Brent Collett and his wife and kids were one of the families that received the catered diet for Sathyanarayana's study. At the end of the study, Collett and the other families received a letter telling them their phthalate and BPA levels and the foods that contained phthalates.
"To have ingredients [such as coriander] that is not a major part of diet lead to this increase was a bit of an eye-opener," said Collett, a psychologist at Seattle Children's Hospital. "There would be no way we as consumers could do any better" than the catered diet in this study at avoiding plastics, he added.
The American Chemistry Council, which represents the chemicals industry, had this to say about the findings:
"The study confirms that exposure to BPA is very low, regardless of the dietary choices made by the participants," said Steven Hentges, executive director of the Polycarbonate/BPA Global Group at the council. "The exposure values reported are below the typical values for the U.S. population . . . The study results are very reassuring, and don't raise any alarms for BPA."
But another expert had a different opinion.
Dr. Maida Galvez, an associate professor of pediatrics and preventive medicine at the Icahn School of Medicine at Mount Sinai University in New York City, said: "This study points to the need for comprehensive legislation, such as the Safe Chemicals Act, and for third-party certification that products are free [of phthalates and BPA]."
The Safe Chemicals Act is proposed legislation that would require manufacturers to provide safety data for chemicals in products that are already on the market, and help ensure that products are tested for safety before they enter the market.
Phthalates and BPA are found in a variety of other materials, including construction and automobiles, medical devices, perfumes and clothing.
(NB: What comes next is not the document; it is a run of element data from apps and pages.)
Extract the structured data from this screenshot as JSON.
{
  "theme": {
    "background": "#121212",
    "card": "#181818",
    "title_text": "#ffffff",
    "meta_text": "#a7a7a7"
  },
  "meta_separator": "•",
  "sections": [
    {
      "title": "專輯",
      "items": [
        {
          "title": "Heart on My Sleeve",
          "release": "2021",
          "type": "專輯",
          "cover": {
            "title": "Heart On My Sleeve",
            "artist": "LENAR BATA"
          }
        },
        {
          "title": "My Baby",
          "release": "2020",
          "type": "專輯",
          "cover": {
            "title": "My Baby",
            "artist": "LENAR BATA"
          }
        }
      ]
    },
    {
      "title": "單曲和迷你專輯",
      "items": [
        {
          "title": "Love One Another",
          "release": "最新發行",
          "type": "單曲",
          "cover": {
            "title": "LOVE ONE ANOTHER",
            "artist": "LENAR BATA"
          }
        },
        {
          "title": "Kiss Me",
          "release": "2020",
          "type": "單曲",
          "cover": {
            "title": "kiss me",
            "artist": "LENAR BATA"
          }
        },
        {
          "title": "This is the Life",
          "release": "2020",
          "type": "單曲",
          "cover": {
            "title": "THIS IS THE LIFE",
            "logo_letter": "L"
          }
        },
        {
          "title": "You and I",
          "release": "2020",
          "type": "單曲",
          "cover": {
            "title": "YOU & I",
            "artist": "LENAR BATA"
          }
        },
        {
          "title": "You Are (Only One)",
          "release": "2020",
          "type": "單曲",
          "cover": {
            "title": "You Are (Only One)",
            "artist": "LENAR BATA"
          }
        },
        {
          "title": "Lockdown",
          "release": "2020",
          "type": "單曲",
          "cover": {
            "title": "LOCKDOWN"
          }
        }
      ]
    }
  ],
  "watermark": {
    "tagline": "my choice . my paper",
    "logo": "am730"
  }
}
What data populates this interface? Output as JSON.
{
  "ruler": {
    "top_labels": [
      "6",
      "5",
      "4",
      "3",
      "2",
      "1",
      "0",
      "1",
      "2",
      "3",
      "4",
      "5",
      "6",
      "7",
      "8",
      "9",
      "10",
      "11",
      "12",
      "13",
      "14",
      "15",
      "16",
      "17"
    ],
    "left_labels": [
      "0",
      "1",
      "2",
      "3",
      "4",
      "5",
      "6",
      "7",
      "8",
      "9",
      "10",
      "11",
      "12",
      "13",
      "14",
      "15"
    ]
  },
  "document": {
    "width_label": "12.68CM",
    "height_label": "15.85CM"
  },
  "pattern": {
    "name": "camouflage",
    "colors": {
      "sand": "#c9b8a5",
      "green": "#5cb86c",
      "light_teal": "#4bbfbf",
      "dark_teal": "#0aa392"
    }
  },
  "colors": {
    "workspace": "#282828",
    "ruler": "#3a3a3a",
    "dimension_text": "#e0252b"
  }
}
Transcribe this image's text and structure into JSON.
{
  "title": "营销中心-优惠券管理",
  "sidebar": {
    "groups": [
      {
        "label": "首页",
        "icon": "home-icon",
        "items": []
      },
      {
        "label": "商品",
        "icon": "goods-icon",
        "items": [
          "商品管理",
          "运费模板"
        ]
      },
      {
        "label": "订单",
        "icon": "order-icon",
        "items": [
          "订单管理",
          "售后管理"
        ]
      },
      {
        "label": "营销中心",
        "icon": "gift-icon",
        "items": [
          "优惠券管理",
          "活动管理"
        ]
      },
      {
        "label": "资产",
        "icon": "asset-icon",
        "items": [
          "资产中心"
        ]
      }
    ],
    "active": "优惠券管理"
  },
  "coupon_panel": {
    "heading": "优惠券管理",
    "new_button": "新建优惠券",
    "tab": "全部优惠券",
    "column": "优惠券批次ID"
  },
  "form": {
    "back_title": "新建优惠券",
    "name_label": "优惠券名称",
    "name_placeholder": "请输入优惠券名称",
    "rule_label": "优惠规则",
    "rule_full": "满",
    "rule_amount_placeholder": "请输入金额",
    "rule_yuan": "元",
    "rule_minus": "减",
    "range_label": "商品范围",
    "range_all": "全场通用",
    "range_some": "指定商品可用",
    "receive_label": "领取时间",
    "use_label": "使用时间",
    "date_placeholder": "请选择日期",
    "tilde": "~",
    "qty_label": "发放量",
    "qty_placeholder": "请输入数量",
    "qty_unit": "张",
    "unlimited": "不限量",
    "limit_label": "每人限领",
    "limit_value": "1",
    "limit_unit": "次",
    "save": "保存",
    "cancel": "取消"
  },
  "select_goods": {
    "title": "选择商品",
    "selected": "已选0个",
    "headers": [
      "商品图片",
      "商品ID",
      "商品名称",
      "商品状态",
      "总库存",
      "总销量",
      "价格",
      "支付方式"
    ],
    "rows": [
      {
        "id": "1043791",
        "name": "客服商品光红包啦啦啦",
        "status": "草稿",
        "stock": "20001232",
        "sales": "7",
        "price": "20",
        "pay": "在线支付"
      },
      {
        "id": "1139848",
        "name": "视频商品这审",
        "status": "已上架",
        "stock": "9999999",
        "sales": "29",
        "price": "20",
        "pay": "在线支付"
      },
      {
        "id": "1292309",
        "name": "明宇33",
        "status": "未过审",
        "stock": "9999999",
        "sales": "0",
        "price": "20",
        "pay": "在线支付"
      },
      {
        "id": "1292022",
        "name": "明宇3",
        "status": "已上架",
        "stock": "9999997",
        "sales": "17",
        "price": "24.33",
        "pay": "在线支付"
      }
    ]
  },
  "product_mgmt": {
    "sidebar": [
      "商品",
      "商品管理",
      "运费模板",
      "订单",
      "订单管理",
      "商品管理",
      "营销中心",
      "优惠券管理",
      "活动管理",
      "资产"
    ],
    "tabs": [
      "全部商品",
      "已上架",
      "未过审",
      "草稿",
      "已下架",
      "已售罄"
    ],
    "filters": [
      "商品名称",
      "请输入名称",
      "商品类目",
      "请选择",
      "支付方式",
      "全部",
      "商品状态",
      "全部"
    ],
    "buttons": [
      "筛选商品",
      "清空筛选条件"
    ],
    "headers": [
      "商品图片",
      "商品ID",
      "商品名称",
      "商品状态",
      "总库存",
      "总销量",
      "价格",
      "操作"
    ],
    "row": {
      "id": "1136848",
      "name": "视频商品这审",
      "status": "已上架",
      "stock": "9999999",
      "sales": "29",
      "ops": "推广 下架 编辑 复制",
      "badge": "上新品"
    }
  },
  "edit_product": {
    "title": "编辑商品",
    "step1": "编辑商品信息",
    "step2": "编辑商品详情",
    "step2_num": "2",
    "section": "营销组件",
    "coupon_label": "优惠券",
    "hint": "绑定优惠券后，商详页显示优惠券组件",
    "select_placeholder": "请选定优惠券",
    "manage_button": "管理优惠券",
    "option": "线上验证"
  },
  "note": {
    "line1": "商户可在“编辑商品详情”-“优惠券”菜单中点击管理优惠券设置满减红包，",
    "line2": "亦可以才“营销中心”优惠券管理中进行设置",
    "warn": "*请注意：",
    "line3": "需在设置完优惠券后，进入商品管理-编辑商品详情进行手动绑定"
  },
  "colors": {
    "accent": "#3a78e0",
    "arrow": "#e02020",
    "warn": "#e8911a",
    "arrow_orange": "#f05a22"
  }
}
The U.S. Food and Drug Administration approved phthalates for use in food packaging back in the 1960s, and has not reevaluated their safety since then, said Dr. Sarah Janssen, a senior scientist in the Health and Environment program of the Natural Resources Defense Council, an environmental action group.